It’s never good when someone takes a young retriever duck hunting for the first time and then doesn’t understand why their pride and joy is picking up sticks in the water and grabbing the decoys and bringing them back instead of retrieving ducks. If that dog has never been in a duck blind before, it’s understandable to me, but hunters are always asking themselves, "Why isn’t my brand new well-bred, super expensive retriever sitting there like he’s supposed to, and retrieving like he’s supposed to; heck, he does it perfectly in the backyard."(Continue)

The Three "S"s of Puppy Training: SHORT, SIMPLE and SUCCESSFUL!

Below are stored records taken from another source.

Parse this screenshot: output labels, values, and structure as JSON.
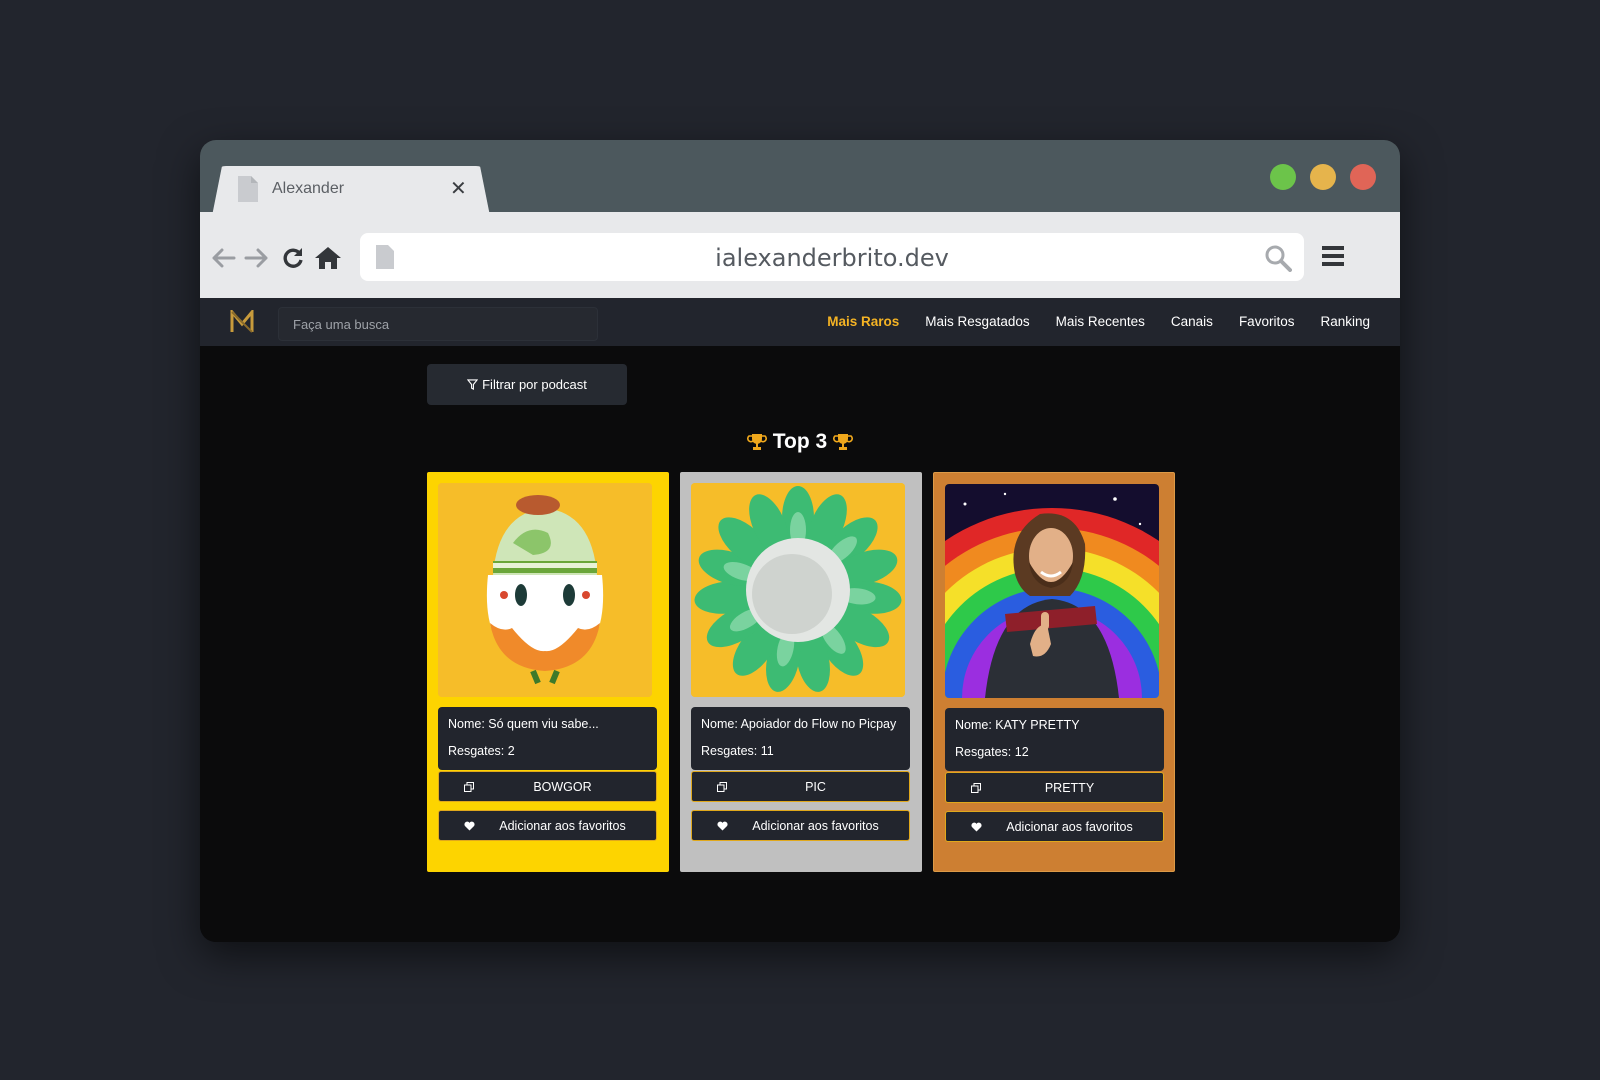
{
  "browser": {
    "tab_title": "Alexander",
    "url": "ialexanderbrito.dev"
  },
  "navbar": {
    "search_placeholder": "Faça uma busca",
    "links": [
      "Mais Raros",
      "Mais Resgatados",
      "Mais Recentes",
      "Canais",
      "Favoritos",
      "Ranking"
    ],
    "active_link": "Mais Raros"
  },
  "filter": {
    "label": "Filtrar por podcast"
  },
  "heading": {
    "text": "Top 3"
  },
  "cards": [
    {
      "rank_color": "#fdd400",
      "name": "Nome: Só quem viu sabe...",
      "redemptions": "Resgates: 2",
      "code": "BOWGOR",
      "fav_label": "Adicionar aos favoritos",
      "image": "clown-car-pixel-art"
    },
    {
      "rank_color": "#c0c0c0",
      "name": "Nome: Apoiador do Flow no Picpay",
      "redemptions": "Resgates: 11",
      "code": "PIC",
      "fav_label": "Adicionar aos favoritos",
      "image": "green-flower"
    },
    {
      "rank_color": "#cd7f32",
      "name": "Nome: KATY PRETTY",
      "redemptions": "Resgates: 12",
      "code": "PRETTY",
      "fav_label": "Adicionar aos favoritos",
      "image": "man-rainbow-thumbs-up"
    }
  ],
  "colors": {
    "accent": "#f4b324",
    "background": "#0b0b0c",
    "navbar": "#22252d"
  }
}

Acquire your pup at or around seven weeks of age. He needs to interact with his littermates until then, but should be separated from them by eight weeks of age. As soon as you get your pup, start teaching him "how to learn." A seven week old pup is very capable of learning. From seven to 16 weeks of age pups learn ’how to learn.’ It is a very important time frame in the life of your pup. Use it wisely. Remember, puppies cannot learn anything locked in a crate or left in a dog run. Your pup should become a part of your family and your life. (Continue)